Senate Republicans quashed the idea of calling witnesses or introducing new evidence in President Trump’s impeachment trial last week. It was a result that disappointed many; in fact, polling showed the majority of Americans wanted witnesses to be called.
Saturday Night Live responded to that disappointment with its cold open this week, which featured “The Trial You Wish Had Happened.”
Kenan Thompson starred as Judge Mathis, who kicks Mikey Day’s Chief Justice John Roberts off the bench, telling him, “This court needs a real judge who got some big brass ones under his skirt.”
Entering the courtroom next was Senate Majority Leader Mitch McConnell, played by Beck Bennett, who declares he’s there to “remind the American people that all men are innocent after proven guilty.”
Next, Thompson calls Sen. Lindsey Graham, played by Kate McKinnon, to deliver the president’s defense.

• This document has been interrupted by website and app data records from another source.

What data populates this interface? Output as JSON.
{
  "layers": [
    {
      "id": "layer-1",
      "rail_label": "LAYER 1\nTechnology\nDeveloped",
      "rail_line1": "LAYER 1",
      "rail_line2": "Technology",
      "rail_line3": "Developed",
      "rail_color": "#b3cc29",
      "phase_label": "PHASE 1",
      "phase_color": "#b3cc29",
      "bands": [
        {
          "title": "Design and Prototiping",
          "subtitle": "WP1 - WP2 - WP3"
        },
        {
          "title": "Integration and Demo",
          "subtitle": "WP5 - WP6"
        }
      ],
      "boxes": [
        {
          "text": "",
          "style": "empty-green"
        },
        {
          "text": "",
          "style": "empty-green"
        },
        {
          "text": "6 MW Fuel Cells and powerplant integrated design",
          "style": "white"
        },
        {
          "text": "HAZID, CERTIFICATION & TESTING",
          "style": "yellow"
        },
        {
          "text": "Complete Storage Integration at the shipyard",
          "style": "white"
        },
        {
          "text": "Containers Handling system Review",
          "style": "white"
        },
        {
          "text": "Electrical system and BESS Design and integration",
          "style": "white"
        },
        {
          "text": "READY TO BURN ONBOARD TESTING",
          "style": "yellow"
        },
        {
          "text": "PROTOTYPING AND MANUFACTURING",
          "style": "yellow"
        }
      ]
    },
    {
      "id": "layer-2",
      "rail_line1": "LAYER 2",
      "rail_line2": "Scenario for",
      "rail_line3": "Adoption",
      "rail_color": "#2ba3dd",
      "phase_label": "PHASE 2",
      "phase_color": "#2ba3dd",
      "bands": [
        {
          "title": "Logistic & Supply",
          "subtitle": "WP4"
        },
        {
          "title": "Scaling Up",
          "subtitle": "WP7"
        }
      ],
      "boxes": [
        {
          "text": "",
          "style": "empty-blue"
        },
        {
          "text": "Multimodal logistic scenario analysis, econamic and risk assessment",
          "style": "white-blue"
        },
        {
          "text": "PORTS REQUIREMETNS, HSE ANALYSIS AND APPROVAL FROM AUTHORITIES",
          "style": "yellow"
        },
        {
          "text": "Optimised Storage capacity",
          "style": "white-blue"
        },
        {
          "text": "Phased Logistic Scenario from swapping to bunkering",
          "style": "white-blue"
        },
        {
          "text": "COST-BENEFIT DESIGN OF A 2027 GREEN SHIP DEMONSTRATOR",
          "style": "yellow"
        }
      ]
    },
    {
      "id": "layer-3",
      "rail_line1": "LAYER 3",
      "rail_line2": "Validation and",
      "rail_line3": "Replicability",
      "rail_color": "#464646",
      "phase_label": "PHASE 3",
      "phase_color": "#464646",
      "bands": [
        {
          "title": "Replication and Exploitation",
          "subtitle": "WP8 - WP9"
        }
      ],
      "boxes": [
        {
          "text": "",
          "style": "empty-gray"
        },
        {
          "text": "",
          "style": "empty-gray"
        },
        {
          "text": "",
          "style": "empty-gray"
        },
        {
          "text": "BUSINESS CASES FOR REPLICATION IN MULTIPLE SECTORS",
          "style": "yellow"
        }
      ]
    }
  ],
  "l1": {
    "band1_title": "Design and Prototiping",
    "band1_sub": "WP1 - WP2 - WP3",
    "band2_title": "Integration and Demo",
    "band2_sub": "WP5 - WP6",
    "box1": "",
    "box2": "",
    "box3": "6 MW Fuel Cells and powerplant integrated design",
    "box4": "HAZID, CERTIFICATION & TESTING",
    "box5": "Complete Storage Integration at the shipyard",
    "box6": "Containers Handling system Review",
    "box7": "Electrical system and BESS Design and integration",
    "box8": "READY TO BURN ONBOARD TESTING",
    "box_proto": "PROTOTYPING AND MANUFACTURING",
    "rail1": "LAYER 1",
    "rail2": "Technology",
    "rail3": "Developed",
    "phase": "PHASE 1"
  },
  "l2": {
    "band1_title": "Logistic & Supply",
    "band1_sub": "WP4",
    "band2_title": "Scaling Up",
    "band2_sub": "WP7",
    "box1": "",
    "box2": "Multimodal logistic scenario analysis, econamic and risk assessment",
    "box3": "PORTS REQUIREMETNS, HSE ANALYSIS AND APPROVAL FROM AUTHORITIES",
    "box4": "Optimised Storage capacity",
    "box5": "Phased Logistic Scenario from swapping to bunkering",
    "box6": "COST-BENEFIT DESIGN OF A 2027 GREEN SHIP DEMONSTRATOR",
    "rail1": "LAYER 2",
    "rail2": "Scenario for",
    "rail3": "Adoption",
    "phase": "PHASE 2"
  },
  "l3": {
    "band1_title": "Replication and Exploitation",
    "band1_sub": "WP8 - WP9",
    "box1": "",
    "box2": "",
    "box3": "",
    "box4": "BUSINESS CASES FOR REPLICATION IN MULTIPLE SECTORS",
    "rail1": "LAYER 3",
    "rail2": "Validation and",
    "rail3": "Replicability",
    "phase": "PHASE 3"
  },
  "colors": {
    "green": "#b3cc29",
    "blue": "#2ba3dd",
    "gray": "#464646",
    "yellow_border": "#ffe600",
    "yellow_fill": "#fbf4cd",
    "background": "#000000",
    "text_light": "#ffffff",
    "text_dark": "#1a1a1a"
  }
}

McKinnon’s Graham quickly makes it clear he believes his reelection “ain’t going to happen unless I kiss Mr. Trump’s grits and tickle his biscuits, and that’s why I do declare that Mr. Trump is innocent.”
Following the Graham statement, Thompson’s Mathis says he’s calling witnesses, “because that’s how a damn trial works.”
First up is Cecily Strong as John Bolton, who expresses deep concern over the president’s behavior.
When Thompson’s Mathis asks why Bolton was only coming forward with those revelations now, Strong replies, “Because I’m a messy bitch who loves drama,” before working in a pitch for his new book: “It’s called Harry Potter and the Room Where It Happened!”
Bennett’s McConnell objects to Bolton as a witness, and asks to call Hunter Biden to the stand.
“Oh you know I’m calling Hunter Biden, too. What do you think, I hate hilarious witnesses?” Thompson’s Mathis asks.
Biden, played by Pete Davidson, enters the courtroom on a hoverboard while vaping, telling the court he has no real connection to the allegations Trump faces.
“I’ve been selling Biden steaks from my office at the top of Biden Tower,” Davidson’s Biden says, “And letting foreign leaders stay at Biden-a-Largo. Oh no wait, that’s the president’s sons. Ya burnt!”
Alec Baldwin, playing Trump, enters the courtroom next, bent over a walker in a manner reminiscent of Harvey Weinstein’s recent court appearances.
“Your honor I’m a very sick old man,” he says. “How could I withhold aid from the Ukraine? I can barely get around the house.”
But Thompson’s Mathis doesn’t buy it. “President Trump, are you trying to Weinstein me right now?” Thompson’s Mathis asks.
“In what sense? Because Harvey and I overlap in a few areas,” he responds, laying out the core of his defense: “I’m guilty, but it ain’t no thing.”
Although satirical, the defense actually hews closely to the conclusions of many real-life senators.
Sen. Lamar Alexander (R-TN) said last week that Trump’s actions were inappropriate, but that voters, not the Senate, should decide whether he’s removed from office. Sen. Marco Rubio (R-FL) went one step further, saying that the president’s actions were impeachable, that he was guilty of the charges, but that he shouldn’t be removed. Nebraska Sen. Ben Sasse told reporters last week that Alexander’s argument speaks to the position of many Republican senators.
In closing, Baldwin’s Trump expresses no remorse for his actions, or for how the trial proceeded, telling the audience, “What I’ve learned from this trial is that clearly nothing I do or say has any consequence.”
And he adds that the trial also taught him a valuable lesson: That McConnell is his “best friend,” a proclamation that prompts Bennett to break into a song asking, “What have I done?”